In addition to this functionality I have also added the option to have an iPod-like click-wait-drag-release option for subkeys and I have the message tray more or less working on top of the keyboard (GNOME users know that the message tray is usually at the bottom of the screen).
I am still having a bit of trouble getting the layout to look exactly as I wish, but I have figured that I'll first concentrate and ironing out the kinks in the keyboard functionality and then concentrate more on the "looks".
For next week, I'll hopefully have the 'combo' keys added and working on the keyboard (ie. CTRL + ALT + TAB, etc)

Until then,


Monday, June 13, 2011

A Big Success

I am typing from my onscreen keyboard!
Over the past week I have transformed the little black box on the corner of my screen into an improved keyboard. Some things I changed were the CSS style of the keys/keyboard, the ability to hide the keyboard in the message tray, and a formula that fits the keys to your screen no matter what the orientation of the screen.
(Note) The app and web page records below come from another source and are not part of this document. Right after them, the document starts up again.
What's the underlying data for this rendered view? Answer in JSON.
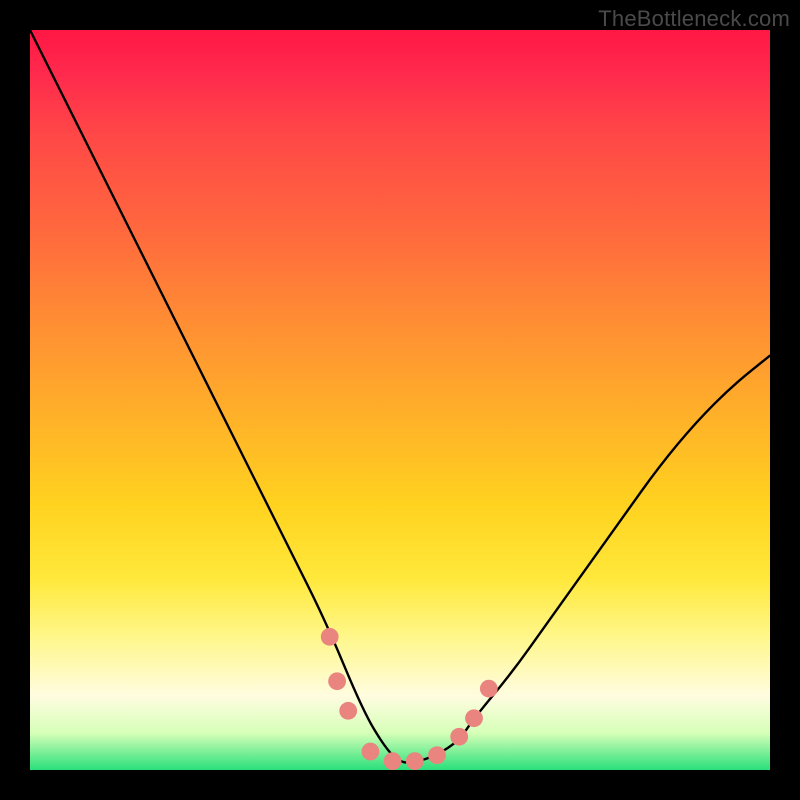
{
  "watermark": "TheBottleneck.com",
  "chart_data": {
    "type": "line",
    "title": "",
    "xlabel": "",
    "ylabel": "",
    "xlim": [
      0,
      100
    ],
    "ylim": [
      0,
      100
    ],
    "background_gradient": [
      "#ff1744",
      "#ff8f33",
      "#ffd21f",
      "#fffce0",
      "#29e07a"
    ],
    "series": [
      {
        "name": "bottleneck-curve",
        "x": [
          0,
          5,
          10,
          15,
          20,
          25,
          30,
          35,
          40,
          45,
          48,
          50,
          52,
          55,
          58,
          60,
          65,
          70,
          75,
          80,
          85,
          90,
          95,
          100
        ],
        "values": [
          100,
          90,
          80,
          70,
          60,
          50,
          40,
          30,
          20,
          8,
          3,
          1,
          1,
          2,
          4,
          7,
          13,
          20,
          27,
          34,
          41,
          47,
          52,
          56
        ]
      }
    ],
    "markers": [
      {
        "name": "left-dot-upper",
        "x": 40.5,
        "y": 18
      },
      {
        "name": "left-dot-lower",
        "x": 41.5,
        "y": 12
      },
      {
        "name": "left-dot-lower2",
        "x": 43.0,
        "y": 8
      },
      {
        "name": "valley-dot-1",
        "x": 46,
        "y": 2.5
      },
      {
        "name": "valley-dot-2",
        "x": 49,
        "y": 1.2
      },
      {
        "name": "valley-dot-3",
        "x": 52,
        "y": 1.2
      },
      {
        "name": "valley-dot-4",
        "x": 55,
        "y": 2.0
      },
      {
        "name": "right-dot-lower",
        "x": 58,
        "y": 4.5
      },
      {
        "name": "right-dot-mid",
        "x": 60,
        "y": 7
      },
      {
        "name": "right-dot-upper",
        "x": 62,
        "y": 11
      }
    ],
    "marker_style": {
      "color": "#e9847e",
      "radius_pct": 1.2
    }
  }
}
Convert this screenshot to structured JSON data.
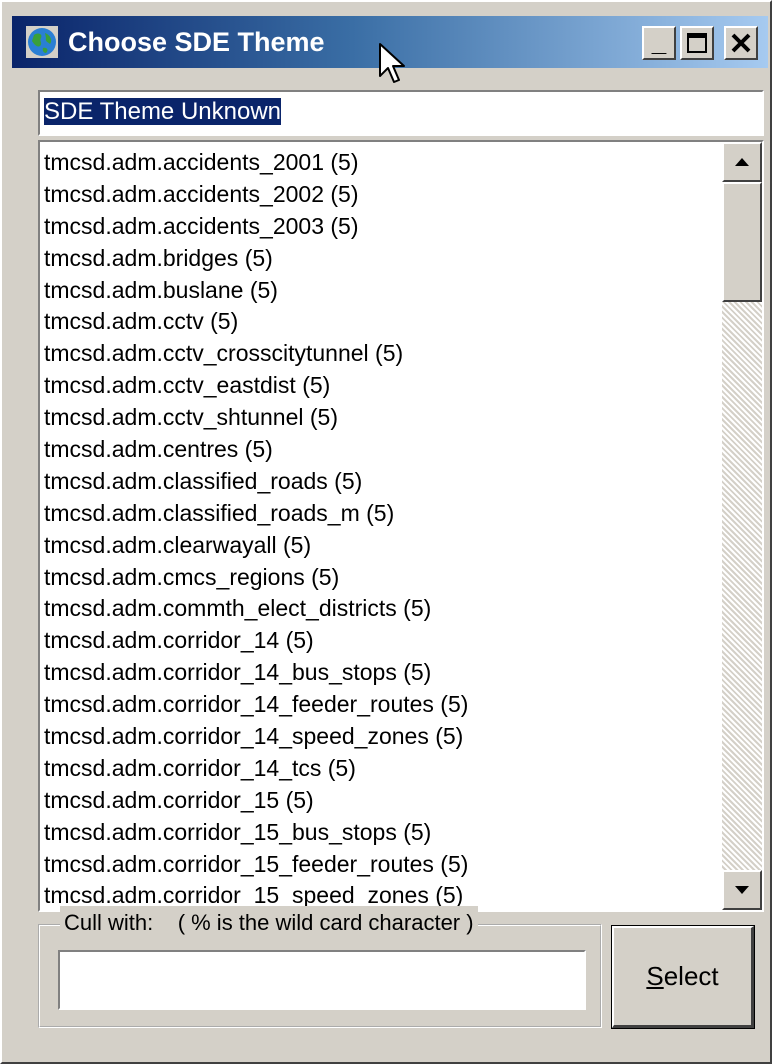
{
  "window": {
    "title": "Choose SDE Theme",
    "title_icon": "globe-icon"
  },
  "theme_field": {
    "value": "SDE Theme Unknown"
  },
  "theme_list": {
    "items": [
      "tmcsd.adm.accidents_2001 (5)",
      "tmcsd.adm.accidents_2002 (5)",
      "tmcsd.adm.accidents_2003 (5)",
      "tmcsd.adm.bridges (5)",
      "tmcsd.adm.buslane (5)",
      "tmcsd.adm.cctv (5)",
      "tmcsd.adm.cctv_crosscitytunnel (5)",
      "tmcsd.adm.cctv_eastdist (5)",
      "tmcsd.adm.cctv_shtunnel (5)",
      "tmcsd.adm.centres (5)",
      "tmcsd.adm.classified_roads (5)",
      "tmcsd.adm.classified_roads_m (5)",
      "tmcsd.adm.clearwayall (5)",
      "tmcsd.adm.cmcs_regions (5)",
      "tmcsd.adm.commth_elect_districts (5)",
      "tmcsd.adm.corridor_14 (5)",
      "tmcsd.adm.corridor_14_bus_stops (5)",
      "tmcsd.adm.corridor_14_feeder_routes (5)",
      "tmcsd.adm.corridor_14_speed_zones (5)",
      "tmcsd.adm.corridor_14_tcs (5)",
      "tmcsd.adm.corridor_15 (5)",
      "tmcsd.adm.corridor_15_bus_stops (5)",
      "tmcsd.adm.corridor_15_feeder_routes (5)",
      "tmcsd.adm.corridor_15_speed_zones (5)"
    ]
  },
  "cull": {
    "legend": "Cull with:    ( % is the wild card character )",
    "value": ""
  },
  "select_button": {
    "mnemonic": "S",
    "rest": "elect"
  },
  "caption_buttons": {
    "minimize": "_",
    "close": "✕"
  },
  "colors": {
    "titlebar_start": "#0a246a",
    "titlebar_end": "#a6caf0",
    "selection": "#0a246a",
    "face": "#d4d0c8"
  }
}
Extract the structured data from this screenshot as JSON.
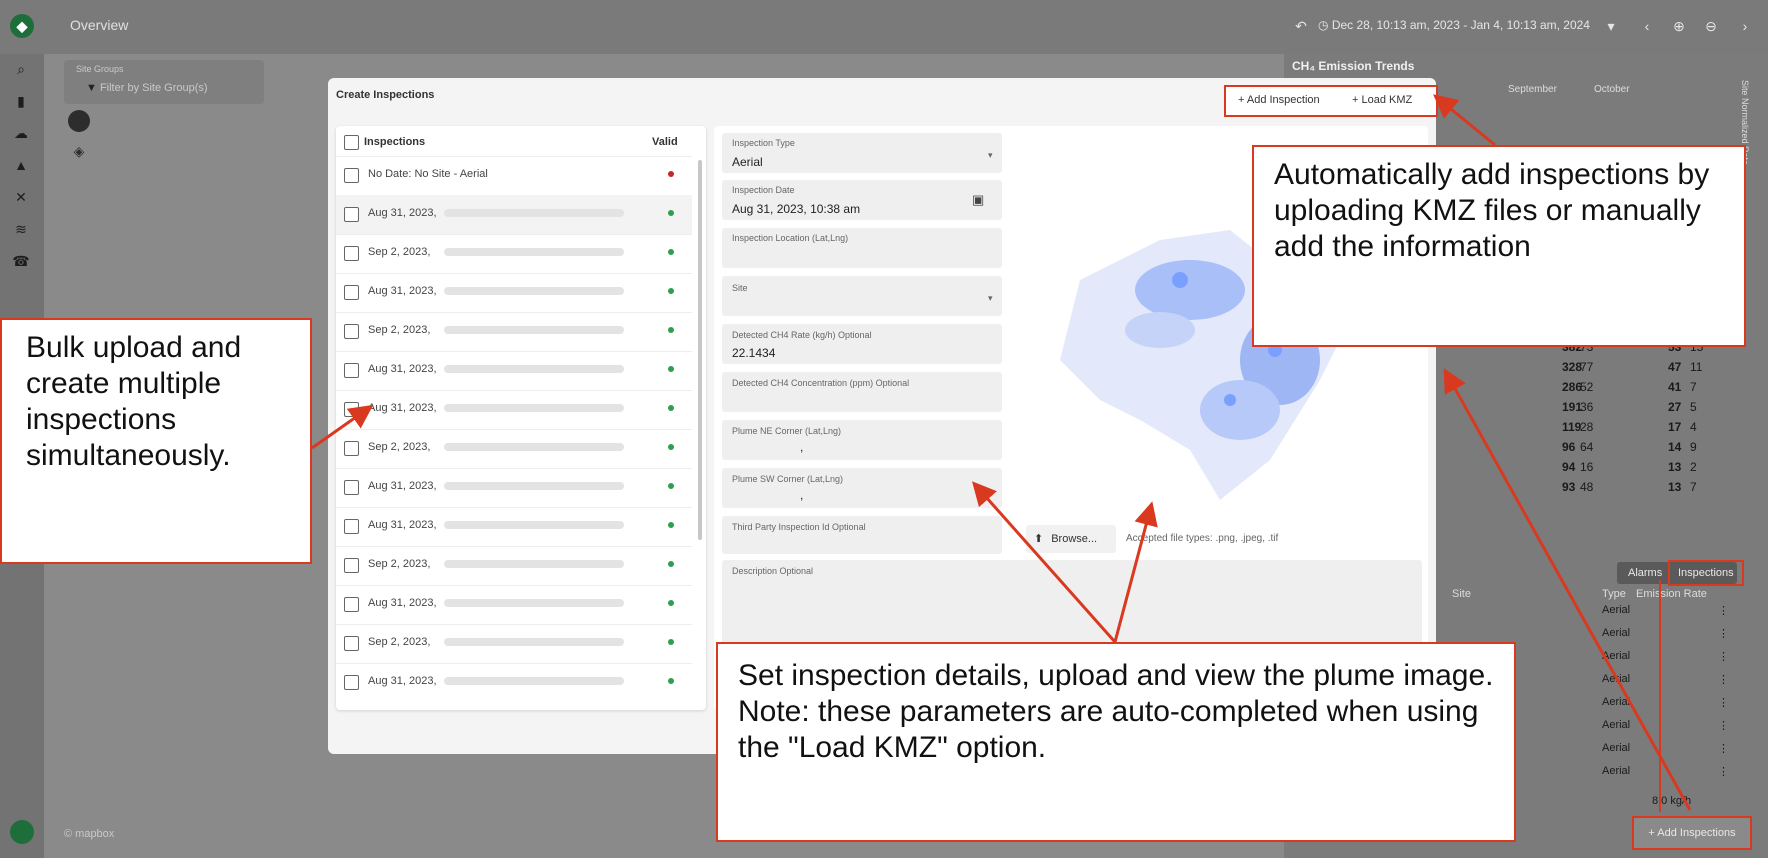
{
  "app": {
    "title": "Overview",
    "date_range": "Dec 28, 10:13 am, 2023 - Jan 4, 10:13 am, 2024"
  },
  "map": {
    "site_groups_label": "Site Groups",
    "site_groups_placeholder": "Filter by Site Group(s)",
    "mapbox_label": "© mapbox"
  },
  "right_panel": {
    "title": "CH₄ Emission Trends",
    "months": [
      "September",
      "October"
    ],
    "y_axis_label": "Site Normalized Rate",
    "stats": [
      {
        "a": "382",
        "b": "73",
        "c": "53",
        "d": "15"
      },
      {
        "a": "328",
        "b": "77",
        "c": "47",
        "d": "11"
      },
      {
        "a": "286",
        "b": "52",
        "c": "41",
        "d": "7"
      },
      {
        "a": "191",
        "b": "36",
        "c": "27",
        "d": "5"
      },
      {
        "a": "119",
        "b": "28",
        "c": "17",
        "d": "4"
      },
      {
        "a": "96",
        "b": "64",
        "c": "14",
        "d": "9"
      },
      {
        "a": "94",
        "b": "16",
        "c": "13",
        "d": "2"
      },
      {
        "a": "93",
        "b": "48",
        "c": "13",
        "d": "7"
      }
    ],
    "tabs": [
      "Alarms",
      "Inspections"
    ],
    "table_headers": [
      "Site",
      "Type",
      "Emission Rate"
    ],
    "table_types": [
      "Aerial",
      "Aerial",
      "Aerial",
      "Aerial",
      "Aerial",
      "Aerial",
      "Aerial",
      "Aerial"
    ],
    "last_rate": "8.0 kg/h",
    "add_inspections_label": "+  Add Inspections"
  },
  "modal": {
    "title": "Create Inspections",
    "add_inspection_label": "+  Add Inspection",
    "load_kmz_label": "+  Load KMZ",
    "list_header": "Inspections",
    "valid_header": "Valid",
    "rows": [
      {
        "label": "No Date: No Site - Aerial",
        "status": "invalid"
      },
      {
        "label": "Aug 31, 2023,",
        "status": "valid"
      },
      {
        "label": "Sep 2, 2023,",
        "status": "valid"
      },
      {
        "label": "Aug 31, 2023,",
        "status": "valid"
      },
      {
        "label": "Sep 2, 2023,",
        "status": "valid"
      },
      {
        "label": "Aug 31, 2023,",
        "status": "valid"
      },
      {
        "label": "Aug 31, 2023,",
        "status": "valid"
      },
      {
        "label": "Sep 2, 2023,",
        "status": "valid"
      },
      {
        "label": "Aug 31, 2023,",
        "status": "valid"
      },
      {
        "label": "Aug 31, 2023,",
        "status": "valid"
      },
      {
        "label": "Sep 2, 2023,",
        "status": "valid"
      },
      {
        "label": "Aug 31, 2023,",
        "status": "valid"
      },
      {
        "label": "Sep 2, 2023,",
        "status": "valid"
      },
      {
        "label": "Aug 31, 2023,",
        "status": "valid"
      }
    ],
    "form": {
      "inspection_type_label": "Inspection Type",
      "inspection_type_value": "Aerial",
      "inspection_date_label": "Inspection Date",
      "inspection_date_value": "Aug 31, 2023, 10:38 am",
      "location_label": "Inspection Location (Lat,Lng)",
      "site_label": "Site",
      "rate_label": "Detected CH4 Rate (kg/h) Optional",
      "rate_value": "22.1434",
      "concentration_label": "Detected CH4 Concentration (ppm) Optional",
      "ne_corner_label": "Plume NE Corner (Lat,Lng)",
      "ne_corner_value": ",",
      "sw_corner_label": "Plume SW Corner (Lat,Lng)",
      "sw_corner_value": ",",
      "third_party_label": "Third Party Inspection Id Optional",
      "browse_label": "Browse...",
      "accepted_types": "Accepted file types: .png, .jpeg, .tif",
      "description_label": "Description Optional"
    }
  },
  "callouts": {
    "top_right": "Automatically add inspections by uploading KMZ files or manually add the information",
    "left": "Bulk upload and create multiple inspections simultaneously.",
    "bottom": "Set inspection details, upload and view the plume image.\nNote: these parameters are auto-completed when using the \"Load KMZ\" option."
  },
  "colors": {
    "accent_red": "#d9391f",
    "valid_green": "#2e9e4f",
    "invalid_red": "#c62828",
    "plume_blue": "#7aa0ff"
  }
}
Dan has suggested that I make the keys look more square, but I'm not sure if that will detract from the keyboard (there will need to be giant paddings horizontally or vertically depending on the screen orientation). Not sure what I'm going to do about that yet.
My favorite accomplishment of the week is the little keyboard button on the bottom right hand of the keyboard. Click it and whoosh!  
The keyboard goes into the message tray and lets me work in full screen mode.
So, it seems that this week will be full of many little things TODO. I will be working on the "floating" layout, extending the subkey functionality (for iPhone users: click, wait, move, release on subkeys), and possibly merging some Caribou code. Today I've only had time to do a ton of little fixes to my code to make it look more like the rest of the GNOME shell, but I'm excited for tomorrow and that which will come.

Until then,

Monday, June 6, 2011

A Keyboard, at last

After many struggles constructing ST entities and digging through pages of GNOME shell code, I am progressing with the keyboard. Just last week the keyboard was merely a shell, a pretty picture, but now I have the key and extended key presses mostly working as well as the sizing of the buttons.

Example of typing with keyboard
With the following piece of code we can take advantage of event signals in order to emit the key press:
button.connect('button-press-event', Lang.bind(this, function () {; }));
There were a ton of little details in this piece of code that challenged my understanding of signal passing, but when I realized that event signals become global events once they are created that made it much easier to concentrate on the procedures that needed to be done once the event was processed.

Example of using extended keys
Uses event.get_source() in order to figure out whether a click has been directed within the extended key box or outside of it. In order to do this, however, you must push the current modal into the global stage. This is a tricky procedure, since when the modal is on the stage the focus is removed from whatever is clicked at the moment. The reason this needs to be done is because there are "holes" on the stage that don't get processed as events.

For the next week I'm going to begin working on the focus and position of the keyboard, so that it matches the rest of GNOME's layout. 

Also, I want to thank Marina for a great little piece of advice for the graphics crashes that I've been having recently on my Fedora 15 system with GNOME shell:
If your system crashes use CTRL+ALT+F2, type "DISPLAY=:0 gnome-shell", and then CTRL+ALT+F1.

Hopefully this issue is resolved soon, but until then this great little trick will save you a lot of trouble.